Will the right hon. Gentleman explain why the Amendment is unworkable? Also, is he not aware that the restrictions on the "Times" in America have been withdrawn?


Is the right hon. Gentleman going to take steps to stop the newspapers that arrive daily at the house of my hon. Friend the Member for Kensington (Sir W. Davison) and anyone else in a similar position'? Is he going to stop papers which come daily by post as the result of a regular subscription?


It will depend, no doubt, on the circumstances. If they come through an agent, undoubtedly the agent will be liable.


If they come by post—


They might in certain circumstances come in that form, but clearly it is right that it should Lot be thought that foreign newspapers can gain access to this country to defeat the object of this Measure. In regard to the question of the hon. Member opposite, I understand that recently there has been some alteration with regard to the position of the "Times" in America.

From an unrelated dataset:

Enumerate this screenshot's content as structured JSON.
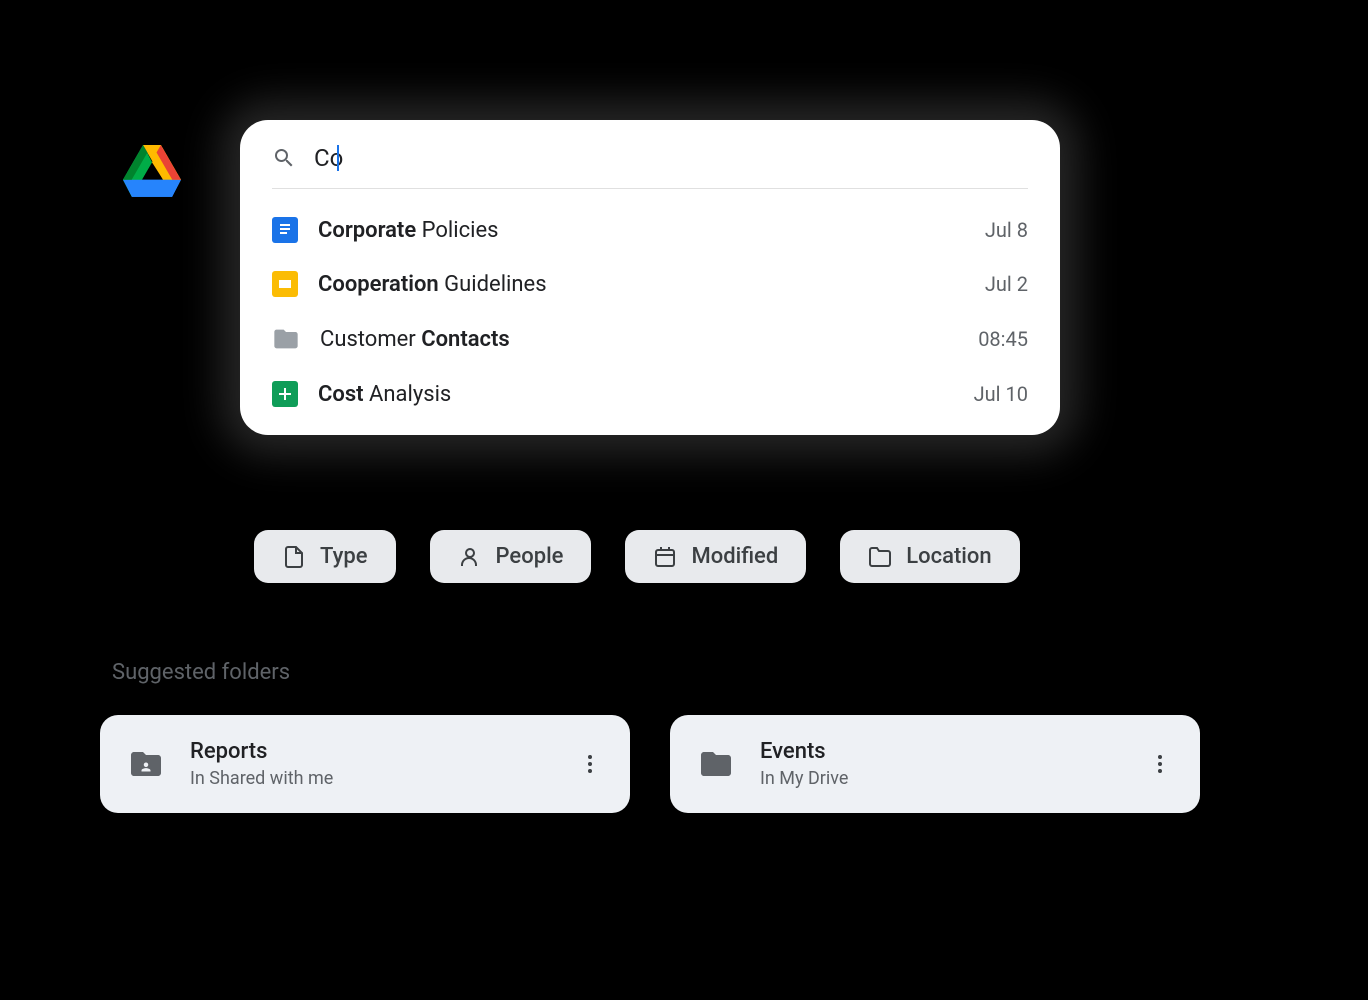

Why is the Amendment unworkable?


We have looked at it carefully to see whether it could be worked. In our view, you would have to take all sorts of very complicated steps to ascertain the actual facts and circumstances, and we do not think it is practicable.

Amendment negatived.

8.23 p.m.


I beg to move, in page 22, line 6, to leave out Sub-section (4).

This Sub-section was discussed in Committee, and it was suggested that it contravened the general principle of justice that a man should be deemed to be innocent until he was proved guilty. I suggested in Committee that this Section did not contravene this principle. It is important not only that we should observe the spirit of that principle but that there should be no appearance of impinging on it our legislation. I admit that the arguments that I put before the Committee were not accepted. We have taken into consideration the representations that were put forward and we propose to leave out the Sub-section.


I am grateful to the hon. and learned Gentleman for the Amendment. It is certainly a matter to which many people took grave exception.

Amendment agreed to.